Tell us about yourself and how many books you have written.
I’m a bisexual witch from Olympia, Washington, and I spend most of my free time in the water, sometimes wearing a mermaid tail. I also love throwing elaborate theme parties, dragging friends and partners on unexpected adventures, and making art at 2 AM. I’ve been chased by a number of large, angry animals, including a steer, a sea lion, and a mountain goat. Is this relevant information? It might be. I’ve just published my first novel, but I have a backlog of 4 or 5 complete manuscripts, some of which will one day see the light of day.
What is the name of your latest book and what inspired it?
Persons of Consequence was inspired by spite, which is the purest motivation in the world.
I’m only partially joking. Persons of Consequences is about two girls falling in love in the midst of a burgeoning cult on a college campus.

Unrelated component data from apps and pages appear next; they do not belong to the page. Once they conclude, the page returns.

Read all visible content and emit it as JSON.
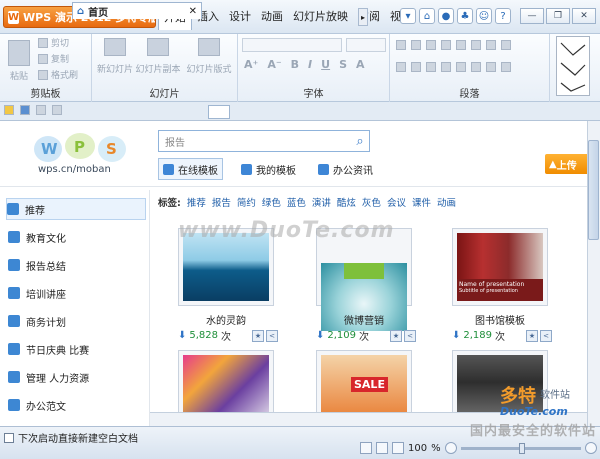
{
  "app": {
    "title_button": "WPS 演示 2012 多特专版",
    "tabs": [
      "开始",
      "插入",
      "设计",
      "动画",
      "幻灯片放映",
      "审阅",
      "视"
    ],
    "active_tab": "开始"
  },
  "ribbon": {
    "groups": [
      {
        "name": "剪贴板",
        "items": [
          "粘贴",
          "剪切",
          "复制",
          "格式刷"
        ]
      },
      {
        "name": "幻灯片",
        "items": [
          "新幻灯片",
          "幻灯片副本",
          "幻灯片版式"
        ]
      },
      {
        "name": "字体",
        "items": [
          "A⁺",
          "A⁻",
          "B",
          "I",
          "U",
          "S",
          "A"
        ]
      },
      {
        "name": "段落",
        "items": []
      }
    ]
  },
  "doc_tab": {
    "label": "首页"
  },
  "header": {
    "logo_text": "WPS",
    "url": "wps.cn/moban",
    "search_placeholder": "报告",
    "nav_tabs": [
      "在线模板",
      "我的模板",
      "办公资讯"
    ],
    "upload_label": "上传"
  },
  "sidebar": {
    "items": [
      "推荐",
      "教育文化",
      "报告总结",
      "培训讲座",
      "商务计划",
      "节日庆典 比赛",
      "管理 人力资源",
      "办公范文"
    ]
  },
  "tags": {
    "label": "标签:",
    "items": [
      "推荐",
      "报告",
      "简约",
      "绿色",
      "蓝色",
      "演讲",
      "酷炫",
      "灰色",
      "会议",
      "课件",
      "动画"
    ]
  },
  "cards": [
    {
      "title": "水的灵韵",
      "downloads": "5,828",
      "unit": "次"
    },
    {
      "title": "微博营销",
      "downloads": "2,109",
      "unit": "次"
    },
    {
      "title": "图书馆模板",
      "downloads": "2,189",
      "unit": "次"
    },
    {
      "title": "",
      "downloads": "",
      "unit": ""
    },
    {
      "title": "",
      "downloads": "",
      "unit": ""
    },
    {
      "title": "",
      "downloads": "",
      "unit": ""
    }
  ],
  "card3_caption": "Name of presentation",
  "card3_sub": "Subtitle of presentation",
  "card5_text": "SALE",
  "status": {
    "startup_check": "下次启动直接新建空白文档",
    "zoom": "100",
    "zoom_unit": "%"
  },
  "watermark": {
    "main": "www.DuoTe.com",
    "logo_cn": "多特",
    "logo_sub": "软件站",
    "logo_en": "DuoTe.com",
    "tagline": "国内最安全的软件站"
  },
  "colors": {
    "accent": "#e86a10",
    "link": "#1f5ea8",
    "count": "#1f8f3a"
  }
}
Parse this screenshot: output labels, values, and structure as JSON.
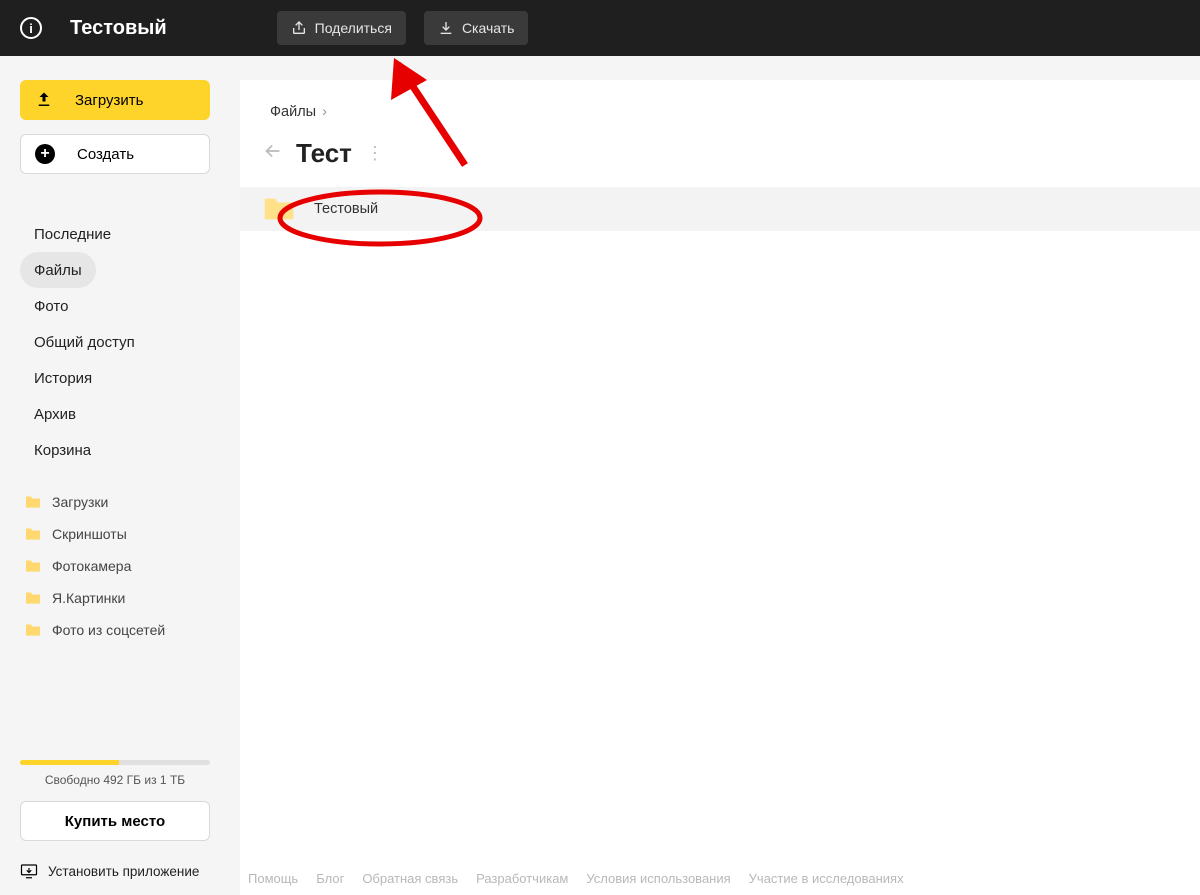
{
  "topbar": {
    "title": "Тестовый",
    "share": "Поделиться",
    "download": "Скачать"
  },
  "sidebar": {
    "upload": "Загрузить",
    "create": "Создать",
    "nav": [
      {
        "label": "Последние",
        "active": false
      },
      {
        "label": "Файлы",
        "active": true
      },
      {
        "label": "Фото",
        "active": false
      },
      {
        "label": "Общий доступ",
        "active": false
      },
      {
        "label": "История",
        "active": false
      },
      {
        "label": "Архив",
        "active": false
      },
      {
        "label": "Корзина",
        "active": false
      }
    ],
    "folders": [
      {
        "label": "Загрузки"
      },
      {
        "label": "Скриншоты"
      },
      {
        "label": "Фотокамера"
      },
      {
        "label": "Я.Картинки"
      },
      {
        "label": "Фото из соцсетей"
      }
    ],
    "storage_text": "Свободно 492 ГБ из 1 ТБ",
    "buy": "Купить место",
    "install": "Установить приложение"
  },
  "main": {
    "breadcrumb": "Файлы",
    "heading": "Тест",
    "rows": [
      {
        "name": "Тестовый"
      }
    ]
  },
  "footer": {
    "links": [
      "Помощь",
      "Блог",
      "Обратная связь",
      "Разработчикам",
      "Условия использования",
      "Участие в исследованиях"
    ]
  }
}
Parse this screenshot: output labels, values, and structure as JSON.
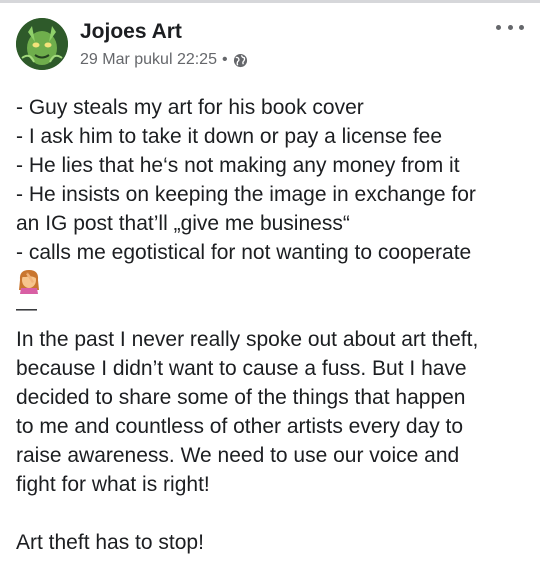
{
  "post": {
    "author": "Jojoes Art",
    "timestamp": "29 Mar pukul 22:25",
    "separator": "•",
    "privacy_icon": "globe-icon",
    "more_icon": "more-options-icon",
    "list_lines": [
      "- Guy steals my art for his book cover",
      "- I ask him to take it down or pay a license fee",
      "- He lies that he‘s not making any money from it",
      "- He insists on keeping the image in exchange for",
      "an IG post that’ll „give me business“",
      "- calls me egotistical for not wanting to cooperate"
    ],
    "emoji": "woman-facepalming-emoji",
    "dash": "—",
    "paragraph_lines": [
      "In the past I never really spoke out about art theft,",
      "because I didn’t want to cause a fuss. But I have",
      "decided to share some of the things that happen",
      "to me and countless of other artists every day to",
      "raise awareness. We need to use our voice and",
      "fight for what is right!"
    ],
    "closing": "Art theft has to stop!"
  }
}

I wrote the first draft immediately after graduating from college because I wanted to articulate how predatory people use radical communities like mine to find and control victims.

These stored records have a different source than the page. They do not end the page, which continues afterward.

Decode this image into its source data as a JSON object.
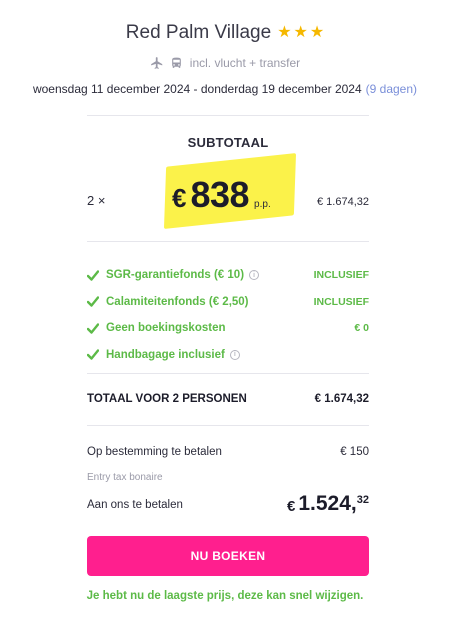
{
  "hotel": {
    "name": "Red Palm Village",
    "stars": 3,
    "star_color": "#f5b800"
  },
  "travel": {
    "icons": [
      "plane-icon",
      "bus-icon"
    ],
    "text": "incl. vlucht + transfer"
  },
  "dates": {
    "range": "woensdag 11 december 2024 - donderdag 19 december 2024",
    "duration": "(9 dagen)"
  },
  "summary": {
    "title": "SUBTOTAAL",
    "quantity": "2 ×",
    "currency": "€",
    "price_pp": "838",
    "pp_label": "p.p.",
    "subtotal": "€ 1.674,32",
    "highlight_color": "#fbf24a"
  },
  "inclusions": [
    {
      "label": "SGR-garantiefonds  (€ 10)",
      "info": true,
      "value": "INCLUSIEF"
    },
    {
      "label": "Calamiteitenfonds  (€ 2,50)",
      "info": false,
      "value": "INCLUSIEF"
    },
    {
      "label": "Geen boekingskosten",
      "info": false,
      "value": "€ 0"
    },
    {
      "label": "Handbagage inclusief",
      "info": true,
      "value": ""
    }
  ],
  "total": {
    "label": "TOTAAL VOOR 2 PERSONEN",
    "value": "€ 1.674,32"
  },
  "destination": {
    "label": "Op bestemming te betalen",
    "value": "€ 150",
    "note": "Entry tax bonaire"
  },
  "pay": {
    "label": "Aan ons te betalen",
    "currency": "€",
    "integer": "1.524,",
    "decimals": "32"
  },
  "cta": {
    "label": "NU BOEKEN",
    "color": "#ff1f8e"
  },
  "lowest_price": "Je hebt nu de laagste prijs, deze kan snel wijzigen.",
  "accent_green": "#5cba47"
}
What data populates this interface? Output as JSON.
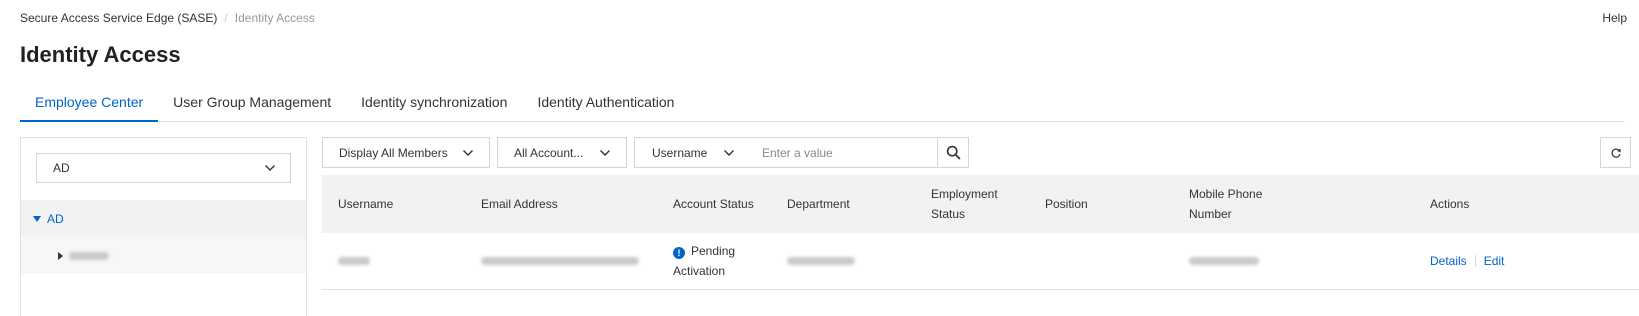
{
  "breadcrumb": {
    "parent": "Secure Access Service Edge (SASE)",
    "separator": "/",
    "current": "Identity Access"
  },
  "help_label": "Help",
  "page_title": "Identity Access",
  "tabs": [
    {
      "label": "Employee Center",
      "active": true
    },
    {
      "label": "User Group Management",
      "active": false
    },
    {
      "label": "Identity synchronization",
      "active": false
    },
    {
      "label": "Identity Authentication",
      "active": false
    }
  ],
  "left_panel": {
    "directory_select": {
      "value": "AD",
      "icon": "chevron-down-icon"
    },
    "tree": {
      "root_label": "AD",
      "root_icon": "caret-down-icon",
      "child_icon": "caret-right-icon"
    }
  },
  "filters": {
    "member_select": {
      "value": "Display All Members",
      "icon": "chevron-down-icon"
    },
    "account_select": {
      "value": "All Account...",
      "icon": "chevron-down-icon"
    },
    "search_field_select": {
      "value": "Username",
      "icon": "chevron-down-icon"
    },
    "search_input": {
      "placeholder": "Enter a value",
      "value": ""
    },
    "search_button_icon": "search-icon",
    "refresh_button_icon": "refresh-icon"
  },
  "table": {
    "headers": {
      "username": "Username",
      "email": "Email Address",
      "account_status": "Account Status",
      "department": "Department",
      "employment_status_line1": "Employment",
      "employment_status_line2": "Status",
      "position": "Position",
      "mobile_line1": "Mobile Phone",
      "mobile_line2": "Number",
      "actions": "Actions"
    },
    "rows": [
      {
        "account_status_line1": "Pending",
        "account_status_line2": "Activation",
        "status_icon": "info-icon",
        "status_color": "#0064c8",
        "actions": {
          "details": "Details",
          "edit": "Edit"
        }
      }
    ]
  },
  "colors": {
    "accent": "#0064c8",
    "header_bg": "#f2f2f2",
    "border": "#e3e3e3"
  }
}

When I wrote that first draft I was a bitter little ball of confusion, but as I researched some of history’s most infamous cult leaders, I learned about social proof and manipulation, which has honestly strengthened my ability to write villains in general. Persons of Consequence ended up being a love letter to Pacific Northwest culture, and a hate letter to predators everywhere.
Do you have any unusual writing habits?
I can’t imagine what would count as an unusual writing habit. I wish I could say something like I write best when upside-down, or when dressed in a ball gown and tiara.
My writing process is pretty normal. I sit on my chaise lounge with my laptop, start writing, and when I hit a scene or sentence I’m not sure how handle my mind starts finding distractions, and I have to corral my thoughts back to the problem they’re avoiding. Repeat ad infinitum.
What authors, or books have influenced you?
Terry Pratchett is one of the biggest influences on my life, philosophy, and writing. The way he can take me from laughing, to crying, to contemplating the meaning of sin, then back to laughing, all within a few pages of a comedic fantasy novel is still astounds me. I’ve read almost all of his books, but when he died I put the ones I hadn’t yet read aside, so someday when I’m feeling particularly low, I’ll still have new Terry Pratchett novels to read.
Keri Hulme also had a big impact on me, growing up. When I read The Bone People in high school I was astounded by the way she wrote from dreams and played with language. That was truly exciting.
There are others, of course, hundreds of others, but those are the two who spring to mind immediately.
What are you working on now?
I’m getting ready to publish Lubbers in July 2018. It’s the first in a trilogy of YA mermaid novels. It has magic in it, but in some ways it’s closer to science fiction than fantasy: the series is really about first contact with an unknown intelligent species, which is one of my favorite science fiction tropes. As an open-water swimmer and daughter of fisher people, I absolutely adore the ocean, so getting to invent an entire underwater civilization is a real treat.
What is your best method or website when it comes to promoting your books?
I’ll let you know when I find out. Book promotion is still uncomfortable to me, but I’m getting over that because I love it when people read what I’ve written. I live for getting inside other minds, and letting others get inside my mind.
Do you have any advice for new authors?
Just do it. Finish a writing project, polish it up, and put it out there. Stomp down the Imposter Syndrome when it raises its ugly head. Art is ultimately about sharing ourselves, and that’s nothing to be ashamed of.
What is the best advice you have ever heard?
“Time is not what you need. Intention is what you need.” – Maggie Stiefvater
I think that applies to more than just writing.
What are you reading now?
Fairy Tales from the Brothers Grimm by Philip Pullman
Romantic Outlaws: The Extraordinary Lives of Mary Wollstonecraft and Her Daughter Mary Shelley by Charlotte Gordon
My Lesbian Experience with Loneliness by Nagata Kabi
Also 3 or 4 more. I’m not great at focusing on one book at a time, or one project at a time. Some people say it’s because I’m a Gemini.
What’s next for you as a writer?
Learning to speed up the writing to publishing process. My first few books needed a lot of work before they were good enough for me to even consider publishing. By now I know a lot more about structuring satisfying stories, and that makes the entire process quicker.
If you were going to be stranded on a desert island and allowed to take 3 or 4 books with you what books would you bring?
Probably those Terry Pratchett novels I mentioned earlier. I’ve heard they’re some of his best, and I’d be upset if I never had a chance to read them.